* Description of the task
The entries below should be written out again exactly as they stand.

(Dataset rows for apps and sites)
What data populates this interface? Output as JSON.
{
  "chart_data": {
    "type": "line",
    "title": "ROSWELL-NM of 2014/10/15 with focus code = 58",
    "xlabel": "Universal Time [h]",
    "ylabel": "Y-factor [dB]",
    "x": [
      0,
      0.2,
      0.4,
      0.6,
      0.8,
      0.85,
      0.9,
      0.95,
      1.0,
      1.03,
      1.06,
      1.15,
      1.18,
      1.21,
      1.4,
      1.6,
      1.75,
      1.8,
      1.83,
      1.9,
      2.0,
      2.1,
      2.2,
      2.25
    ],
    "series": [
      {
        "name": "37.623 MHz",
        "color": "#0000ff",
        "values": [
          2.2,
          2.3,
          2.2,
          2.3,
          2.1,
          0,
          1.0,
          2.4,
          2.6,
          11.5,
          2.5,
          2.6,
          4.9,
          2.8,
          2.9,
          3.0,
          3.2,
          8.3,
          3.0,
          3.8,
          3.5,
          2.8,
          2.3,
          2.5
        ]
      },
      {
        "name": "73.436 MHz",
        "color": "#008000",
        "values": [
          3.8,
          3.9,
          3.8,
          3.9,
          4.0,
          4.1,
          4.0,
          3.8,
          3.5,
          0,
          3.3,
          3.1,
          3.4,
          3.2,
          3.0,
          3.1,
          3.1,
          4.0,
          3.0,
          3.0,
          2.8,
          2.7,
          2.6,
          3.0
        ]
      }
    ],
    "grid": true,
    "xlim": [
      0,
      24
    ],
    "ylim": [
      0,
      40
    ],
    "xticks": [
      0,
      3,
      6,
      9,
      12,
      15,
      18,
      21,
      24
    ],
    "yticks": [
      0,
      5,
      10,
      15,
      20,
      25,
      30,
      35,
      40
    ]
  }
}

* Response to the exercise
What data populates this interface? Output as JSON.
{
  "chart_data": {
    "type": "line",
    "title": "ROSWELL-NM of 2014/10/15 with focus code = 58",
    "xlabel": "Universal Time [h]",
    "ylabel": "Y-factor [dB]",
    "x": [
      0,
      0.2,
      0.4,
      0.6,
      0.8,
      0.85,
      0.9,
      0.95,
      1.0,
      1.03,
      1.06,
      1.15,
      1.18,
      1.21,
      1.4,
      1.6,
      1.75,
      1.8,
      1.83,
      1.9,
      2.0,
      2.1,
      2.2,
      2.25
    ],
    "series": [
      {
        "name": "37.623 MHz",
        "color": "#0000ff",
        "values": [
          2.2,
          2.3,
          2.2,
          2.3,
          2.1,
          0,
          1.0,
          2.4,
          2.6,
          11.5,
          2.5,
          2.6,
          4.9,
          2.8,
          2.9,
          3.0,
          3.2,
          8.3,
          3.0,
          3.8,
          3.5,
          2.8,
          2.3,
          2.5
        ]
      },
      {
        "name": "73.436 MHz",
        "color": "#008000",
        "values": [
          3.8,
          3.9,
          3.8,
          3.9,
          4.0,
          4.1,
          4.0,
          3.8,
          3.5,
          0,
          3.3,
          3.1,
          3.4,
          3.2,
          3.0,
          3.1,
          3.1,
          4.0,
          3.0,
          3.0,
          2.8,
          2.7,
          2.6,
          3.0
        ]
      }
    ],
    "grid": true,
    "xlim": [
      0,
      24
    ],
    "ylim": [
      0,
      40
    ],
    "xticks": [
      0,
      3,
      6,
      9,
      12,
      15,
      18,
      21,
      24
    ],
    "yticks": [
      0,
      5,
      10,
      15,
      20,
      25,
      30,
      35,
      40
    ]
  }
}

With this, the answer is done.